### Work request
Please work out how many lines in the entries below include the string "Model", and reply with the number alone.

(Dataset rows describing interfaces)
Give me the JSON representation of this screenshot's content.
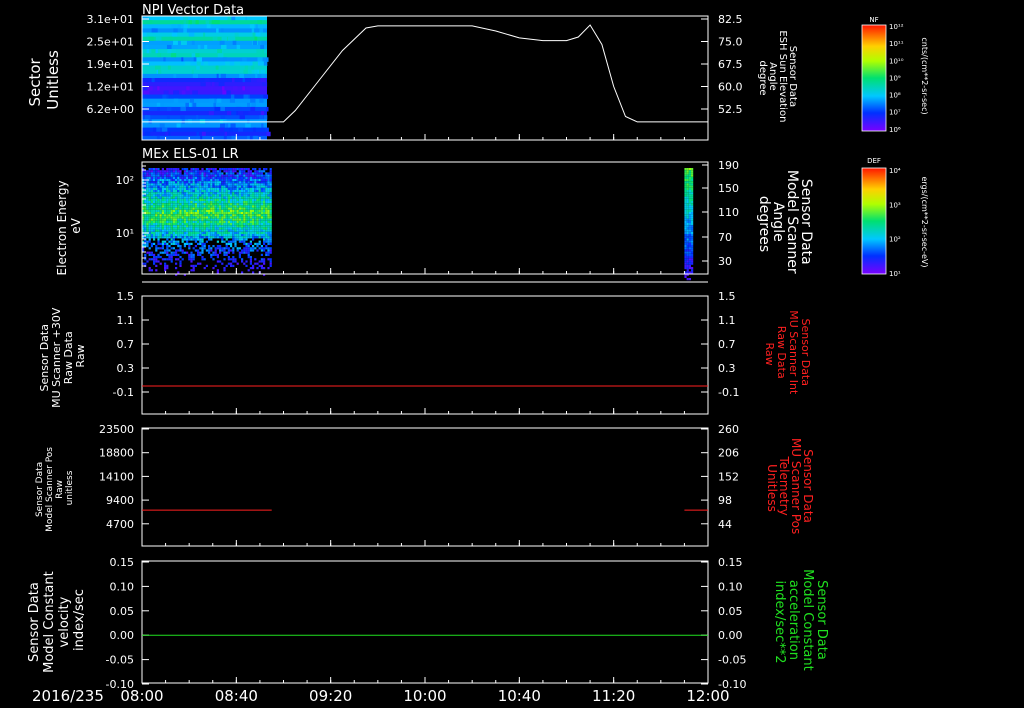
{
  "colors": {
    "background": "#000000",
    "foreground": "#ffffff",
    "red": "#ff2020",
    "green": "#20e020"
  },
  "footer": {
    "date": "2016/235"
  },
  "x_axis": {
    "type": "time",
    "range": [
      "08:00",
      "12:00"
    ],
    "tick_labels": [
      "08:00",
      "08:40",
      "09:20",
      "10:00",
      "10:40",
      "11:20",
      "12:00"
    ]
  },
  "colorbars": [
    {
      "label": "NF",
      "top": "10¹²",
      "ticks": [
        "10¹²",
        "10¹¹",
        "10¹⁰",
        "10⁹",
        "10⁸",
        "10⁷",
        "10⁶"
      ],
      "unit": "cnts/(cm**2-sr-sec)"
    },
    {
      "label": "DEF",
      "top": "10⁴",
      "ticks": [
        "10⁴",
        "10³",
        "10²",
        "10¹"
      ],
      "unit": "ergs/(cm**2-sr-sec-eV)"
    }
  ],
  "chart_data": [
    {
      "type": "heatmap",
      "title": "NPI Vector Data",
      "ylabel": [
        "Sector",
        "Unitless"
      ],
      "yticks": [
        "3.1e+01",
        "2.5e+01",
        "1.9e+01",
        "1.2e+01",
        "6.2e+00"
      ],
      "colorbar": "NF",
      "data_span": [
        "08:00",
        "08:53"
      ],
      "right_axis": {
        "label": [
          "Sensor Data",
          "ESH Sun Elevation",
          "Angle",
          "degree"
        ],
        "ticks": [
          "82.5",
          "75.0",
          "67.5",
          "60.0",
          "52.5"
        ],
        "ylim": [
          45,
          82.5
        ],
        "series": {
          "type": "line",
          "color": "#ffffff",
          "x": [
            "08:00",
            "08:40",
            "09:00",
            "09:05",
            "09:15",
            "09:25",
            "09:35",
            "09:40",
            "09:50",
            "10:00",
            "10:20",
            "10:30",
            "10:40",
            "10:50",
            "11:00",
            "11:05",
            "11:10",
            "11:15",
            "11:20",
            "11:25",
            "11:30",
            "12:00"
          ],
          "y": [
            48.2,
            48.2,
            48.2,
            52,
            62,
            72,
            79.5,
            80.2,
            80.2,
            80.2,
            80.2,
            78.5,
            76.2,
            75.3,
            75.3,
            76.5,
            80.5,
            74,
            60,
            50,
            48.2,
            48.2
          ]
        }
      }
    },
    {
      "type": "heatmap",
      "title": "MEx ELS-01 LR",
      "ylabel": [
        "Electron Energy",
        "eV"
      ],
      "yscale": "log",
      "yticks": [
        "10²",
        "10¹"
      ],
      "colorbar": "DEF",
      "data_spans": [
        [
          "08:00",
          "08:55"
        ],
        [
          "11:50",
          "11:53"
        ]
      ],
      "right_axis": {
        "label": [
          "Sensor Data",
          "Model Scanner",
          "Angle",
          "degrees"
        ],
        "ticks": [
          "190",
          "150",
          "110",
          "70",
          "30"
        ]
      }
    },
    {
      "type": "line",
      "ylabel": [
        "Sensor Data",
        "MU Scanner +30V",
        "Raw Data",
        "Raw"
      ],
      "yticks": [
        "1.5",
        "1.1",
        "0.7",
        "0.3",
        "-0.1"
      ],
      "ylim": [
        -0.3,
        1.5
      ],
      "right_axis": {
        "label": [
          "Sensor Data",
          "MU Scanner Int",
          "Raw Data",
          "Raw"
        ],
        "ticks": [
          "1.5",
          "1.1",
          "0.7",
          "0.3",
          "-0.1"
        ],
        "label_color": "#ff2020"
      },
      "series": [
        {
          "color": "#ff2020",
          "x": [
            "08:00",
            "12:00"
          ],
          "y": [
            0,
            0
          ]
        }
      ]
    },
    {
      "type": "line",
      "ylabel": [
        "Sensor Data",
        "Model Scanner Pos",
        "Raw",
        "unitless"
      ],
      "yticks": [
        "23500",
        "18800",
        "14100",
        "9400",
        "4700"
      ],
      "ylim": [
        0,
        23500
      ],
      "right_axis": {
        "label": [
          "Sensor Data",
          "MU Scanner Pos",
          "Telemetry",
          "Unitless"
        ],
        "ticks": [
          "260",
          "206",
          "152",
          "98",
          "44"
        ],
        "label_color": "#ff2020"
      },
      "series": [
        {
          "color": "#ff2020",
          "segments": [
            {
              "x": [
                "08:00",
                "08:55"
              ],
              "y": [
                7400,
                7400
              ]
            },
            {
              "x": [
                "11:50",
                "12:00"
              ],
              "y": [
                7400,
                7400
              ]
            }
          ]
        }
      ]
    },
    {
      "type": "line",
      "ylabel": [
        "Sensor Data",
        "Model Constant",
        "velocity",
        "index/sec"
      ],
      "yticks": [
        "0.15",
        "0.10",
        "0.05",
        "0.00",
        "-0.05",
        "-0.10"
      ],
      "ylim": [
        -0.1,
        0.15
      ],
      "right_axis": {
        "label": [
          "Sensor Data",
          "Model Constant",
          "acceleration",
          "index/sec**2"
        ],
        "ticks": [
          "0.15",
          "0.10",
          "0.05",
          "0.00",
          "-0.05",
          "-0.10"
        ],
        "label_color": "#20e020"
      },
      "series": [
        {
          "color": "#20e020",
          "x": [
            "08:00",
            "12:00"
          ],
          "y": [
            0,
            0
          ]
        }
      ]
    }
  ]
}
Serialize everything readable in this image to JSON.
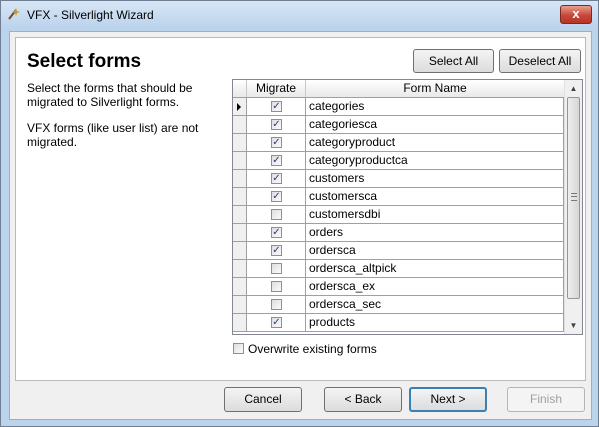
{
  "window": {
    "title": "VFX - Silverlight Wizard",
    "close_glyph": "x"
  },
  "page": {
    "heading": "Select forms",
    "description1": "Select the forms that should be migrated to Silverlight forms.",
    "description2": "VFX forms (like user list) are not migrated."
  },
  "actions": {
    "select_all": "Select All",
    "deselect_all": "Deselect All"
  },
  "grid": {
    "columns": [
      "Migrate",
      "Form Name"
    ],
    "rows": [
      {
        "name": "categories",
        "migrate": true,
        "current": true
      },
      {
        "name": "categoriesca",
        "migrate": true
      },
      {
        "name": "categoryproduct",
        "migrate": true
      },
      {
        "name": "categoryproductca",
        "migrate": true
      },
      {
        "name": "customers",
        "migrate": true
      },
      {
        "name": "customersca",
        "migrate": true
      },
      {
        "name": "customersdbi",
        "migrate": false
      },
      {
        "name": "orders",
        "migrate": true
      },
      {
        "name": "ordersca",
        "migrate": true
      },
      {
        "name": "ordersca_altpick",
        "migrate": false
      },
      {
        "name": "ordersca_ex",
        "migrate": false
      },
      {
        "name": "ordersca_sec",
        "migrate": false
      },
      {
        "name": "products",
        "migrate": true
      }
    ]
  },
  "overwrite": {
    "label": "Overwrite existing forms",
    "checked": false
  },
  "footer": {
    "cancel": "Cancel",
    "back": "< Back",
    "next": "Next >",
    "finish": "Finish"
  },
  "icons": {
    "app": "wizard-wand-icon",
    "check": "checkmark-icon",
    "row_indicator": "triangle-right-icon",
    "scroll_up": "scroll-up-icon",
    "scroll_down": "scroll-down-icon"
  }
}
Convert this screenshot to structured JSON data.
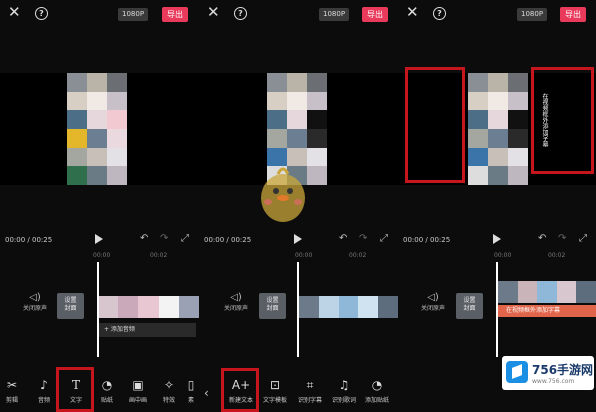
{
  "panels": [
    {
      "resolution": "1080P",
      "export": "导出",
      "time_current": "00:00",
      "time_total": "00:25",
      "ruler": [
        "00:00",
        "00:02"
      ],
      "mute_label": "关闭原声",
      "cover_label": "设置\n封面",
      "add_audio": "+ 添加音频",
      "tools": [
        "剪辑",
        "音频",
        "文字",
        "贴纸",
        "画中画",
        "特效",
        "素"
      ]
    },
    {
      "resolution": "1080P",
      "export": "导出",
      "time_current": "00:00",
      "time_total": "00:25",
      "ruler": [
        "00:00",
        "00:02"
      ],
      "mute_label": "关闭原声",
      "cover_label": "设置\n封面",
      "tools": [
        "新建文本",
        "文字模板",
        "识别字幕",
        "识别歌词",
        "添加贴纸"
      ]
    },
    {
      "resolution": "1080P",
      "export": "导出",
      "time_current": "00:00",
      "time_total": "00:25",
      "ruler": [
        "00:00",
        "00:02"
      ],
      "mute_label": "关闭原声",
      "cover_label": "设置\n封面",
      "caption_overlay": "在视频框外添加字幕",
      "caption_track": "在视频框外添加字幕"
    }
  ],
  "icons": {
    "tools_panel1": [
      "scissors-icon",
      "music-note-icon",
      "text-icon",
      "sticker-icon",
      "picture-in-picture-icon",
      "effects-icon",
      "more-icon"
    ],
    "tools_panel2": [
      "new-text-icon",
      "text-template-icon",
      "recognize-subtitles-icon",
      "recognize-lyrics-icon",
      "add-sticker-icon"
    ]
  },
  "watermark": {
    "name": "756手游网",
    "url": "www.756.com"
  },
  "colors": {
    "accent": "#ea3a5b",
    "highlight": "#c4161c",
    "caption": "#e0654a"
  }
}
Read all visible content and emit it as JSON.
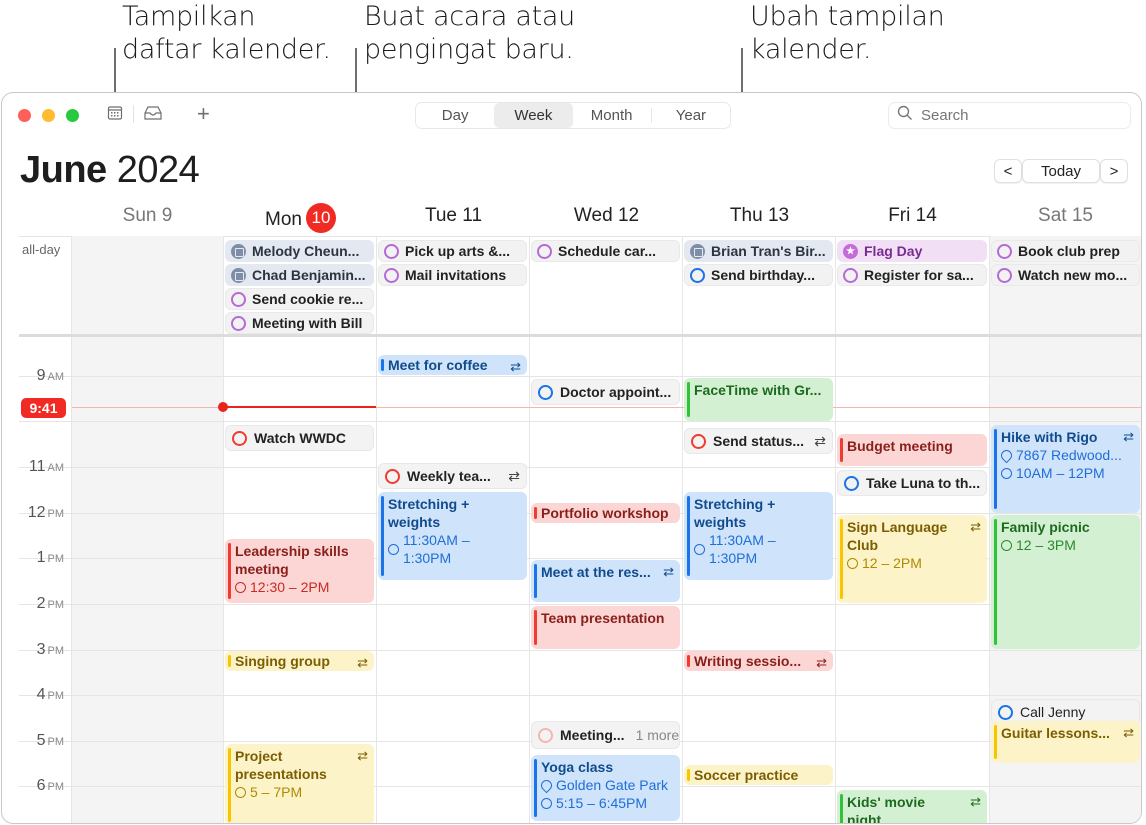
{
  "callouts": {
    "calendar_list": [
      "Tampilkan",
      "daftar kalender."
    ],
    "new_event": [
      "Buat acara atau",
      "pengingat baru."
    ],
    "change_view": [
      "Ubah tampilan",
      "kalender."
    ]
  },
  "toolbar": {
    "view_options": [
      "Day",
      "Week",
      "Month",
      "Year"
    ],
    "active_view": "Week",
    "add_label": "+",
    "search_placeholder": "Search"
  },
  "header": {
    "month": "June",
    "year": "2024",
    "today_label": "Today",
    "prev_label": "<",
    "next_label": ">"
  },
  "days": [
    {
      "name": "Sun",
      "num": "9",
      "weekend": true
    },
    {
      "name": "Mon",
      "num": "10",
      "today": true
    },
    {
      "name": "Tue",
      "num": "11"
    },
    {
      "name": "Wed",
      "num": "12"
    },
    {
      "name": "Thu",
      "num": "13"
    },
    {
      "name": "Fri",
      "num": "14"
    },
    {
      "name": "Sat",
      "num": "15",
      "weekend": true
    }
  ],
  "allday_label": "all-day",
  "hours": [
    {
      "h": "9",
      "ap": "AM"
    },
    {
      "h": "11",
      "ap": "AM"
    },
    {
      "h": "12",
      "ap": "PM"
    },
    {
      "h": "1",
      "ap": "PM"
    },
    {
      "h": "2",
      "ap": "PM"
    },
    {
      "h": "3",
      "ap": "PM"
    },
    {
      "h": "4",
      "ap": "PM"
    },
    {
      "h": "5",
      "ap": "PM"
    },
    {
      "h": "6",
      "ap": "PM"
    }
  ],
  "current_time": "9:41",
  "allday": {
    "mon": [
      "Melody Cheun...",
      "Chad Benjamin...",
      "Send cookie re...",
      "Meeting with Bill"
    ],
    "tue": [
      "Pick up arts &...",
      "Mail invitations"
    ],
    "wed": [
      "Schedule car..."
    ],
    "thu": [
      "Brian Tran's Bir...",
      "Send birthday..."
    ],
    "fri": [
      "Flag Day",
      "Register for sa..."
    ],
    "sat": [
      "Book club prep",
      "Watch new mo..."
    ]
  },
  "events": {
    "meet_coffee": "Meet for coffee",
    "watch_wwdc": "Watch WWDC",
    "weekly_team": "Weekly tea...",
    "stretching": "Stretching + weights",
    "stretching_time": "11:30AM – 1:30PM",
    "leadership": "Leadership skills meeting",
    "leadership_time": "12:30 – 2PM",
    "singing": "Singing group",
    "project": "Project presentations",
    "project_time": "5 – 7PM",
    "doctor": "Doctor appoint...",
    "portfolio": "Portfolio workshop",
    "meet_rest": "Meet at the res...",
    "team_pres": "Team presentation",
    "meeting_more": "Meeting...",
    "more_label": "1 more",
    "yoga": "Yoga class",
    "yoga_loc": "Golden Gate Park",
    "yoga_time": "5:15 – 6:45PM",
    "facetime": "FaceTime with Gr...",
    "send_status": "Send status...",
    "writing": "Writing sessio...",
    "soccer": "Soccer practice",
    "budget": "Budget meeting",
    "luna": "Take Luna to th...",
    "sign_lang": "Sign Language Club",
    "sign_time": "12 – 2PM",
    "kids_movie": "Kids' movie night",
    "hike": "Hike with Rigo",
    "hike_loc": "7867 Redwood...",
    "hike_time": "10AM – 12PM",
    "picnic": "Family picnic",
    "picnic_time": "12 – 3PM",
    "call_jenny": "Call Jenny",
    "guitar": "Guitar lessons..."
  },
  "colors": {
    "today_red": "#f12a23",
    "blue": "#1a73e8",
    "red": "#ef3b30",
    "yellow": "#f7c600",
    "green": "#31c23a",
    "purple": "#b56ad6"
  }
}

### Task output
4